[Opening RECORDS PROVIDED section]

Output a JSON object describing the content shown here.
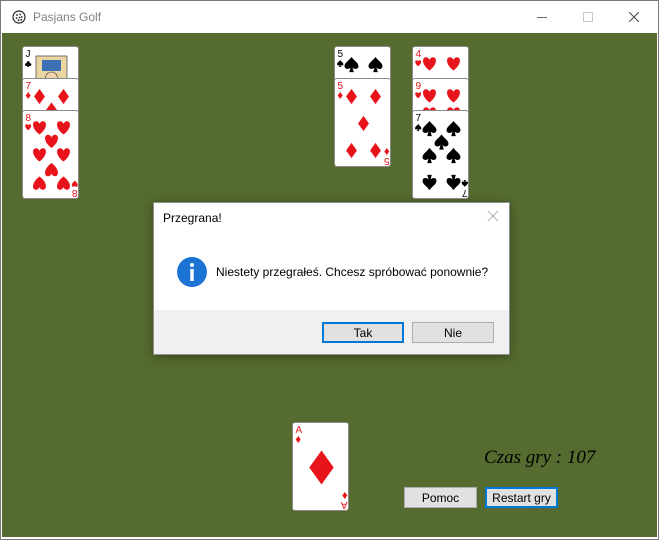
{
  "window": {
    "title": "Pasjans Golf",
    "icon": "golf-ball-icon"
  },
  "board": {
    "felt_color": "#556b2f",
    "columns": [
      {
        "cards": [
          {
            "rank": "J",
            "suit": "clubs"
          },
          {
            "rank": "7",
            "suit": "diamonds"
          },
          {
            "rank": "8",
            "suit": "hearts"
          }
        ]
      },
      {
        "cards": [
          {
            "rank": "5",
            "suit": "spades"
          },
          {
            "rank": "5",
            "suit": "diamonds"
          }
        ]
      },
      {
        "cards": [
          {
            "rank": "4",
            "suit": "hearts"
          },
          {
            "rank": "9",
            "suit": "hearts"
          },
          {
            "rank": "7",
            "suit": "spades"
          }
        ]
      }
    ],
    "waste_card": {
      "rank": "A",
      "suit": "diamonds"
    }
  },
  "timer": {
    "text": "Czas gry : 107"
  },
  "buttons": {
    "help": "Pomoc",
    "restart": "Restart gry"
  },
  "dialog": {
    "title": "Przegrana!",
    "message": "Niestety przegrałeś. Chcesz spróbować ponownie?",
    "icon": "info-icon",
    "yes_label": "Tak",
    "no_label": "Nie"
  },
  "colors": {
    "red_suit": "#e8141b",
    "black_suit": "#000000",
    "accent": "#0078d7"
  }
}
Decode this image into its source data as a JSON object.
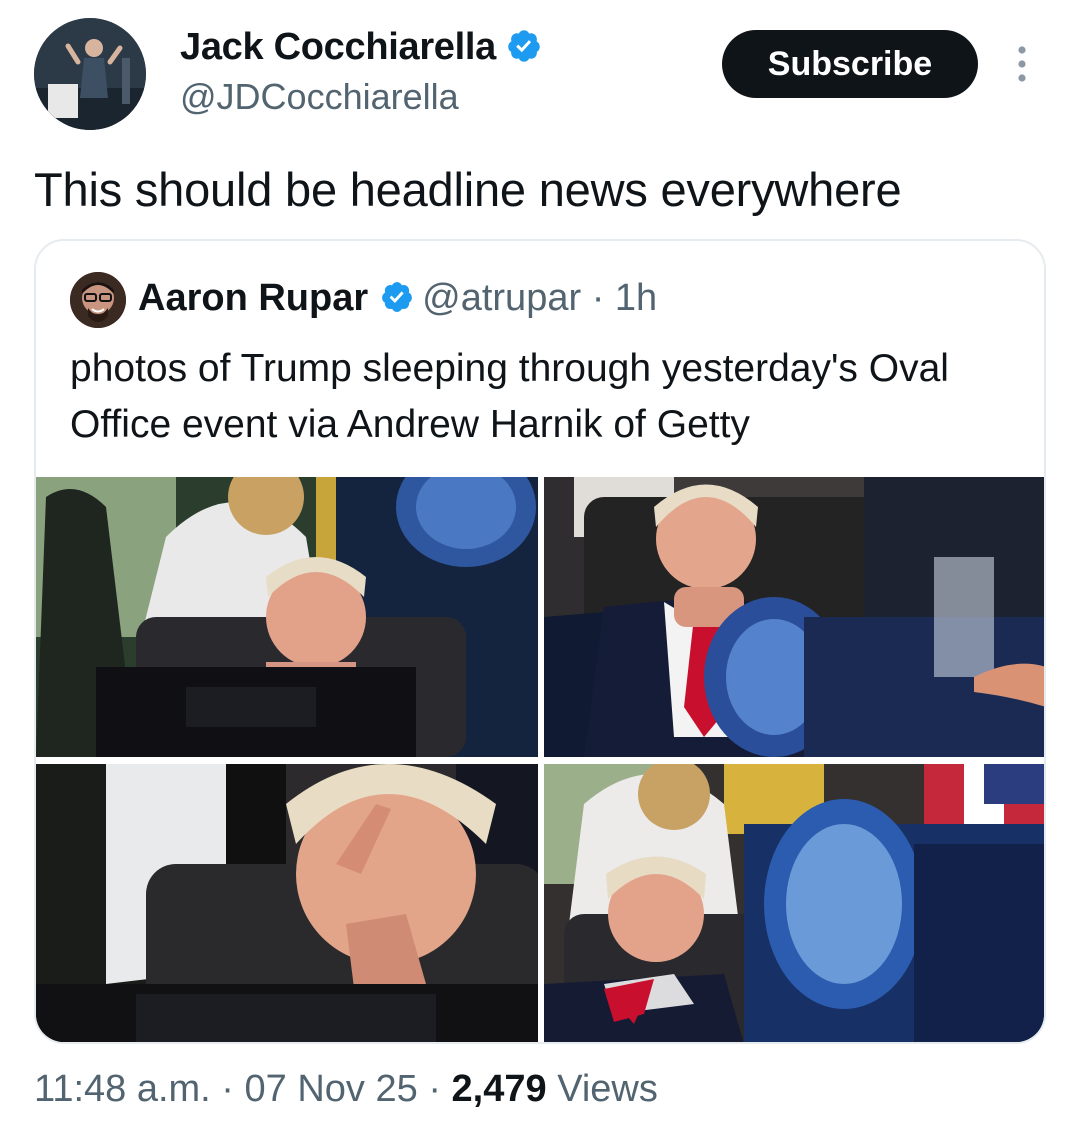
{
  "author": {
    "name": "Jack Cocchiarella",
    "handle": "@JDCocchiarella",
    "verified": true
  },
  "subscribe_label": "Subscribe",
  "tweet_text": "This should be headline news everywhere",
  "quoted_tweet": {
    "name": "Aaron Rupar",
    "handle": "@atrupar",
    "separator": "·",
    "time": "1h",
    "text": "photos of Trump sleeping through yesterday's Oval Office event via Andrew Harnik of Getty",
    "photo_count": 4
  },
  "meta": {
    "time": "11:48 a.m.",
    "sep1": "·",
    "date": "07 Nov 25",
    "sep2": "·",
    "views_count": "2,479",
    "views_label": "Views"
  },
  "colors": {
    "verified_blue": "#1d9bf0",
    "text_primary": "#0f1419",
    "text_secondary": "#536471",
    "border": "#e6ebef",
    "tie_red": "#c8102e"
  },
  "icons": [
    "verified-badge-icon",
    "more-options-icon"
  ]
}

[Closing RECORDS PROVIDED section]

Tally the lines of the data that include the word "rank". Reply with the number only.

9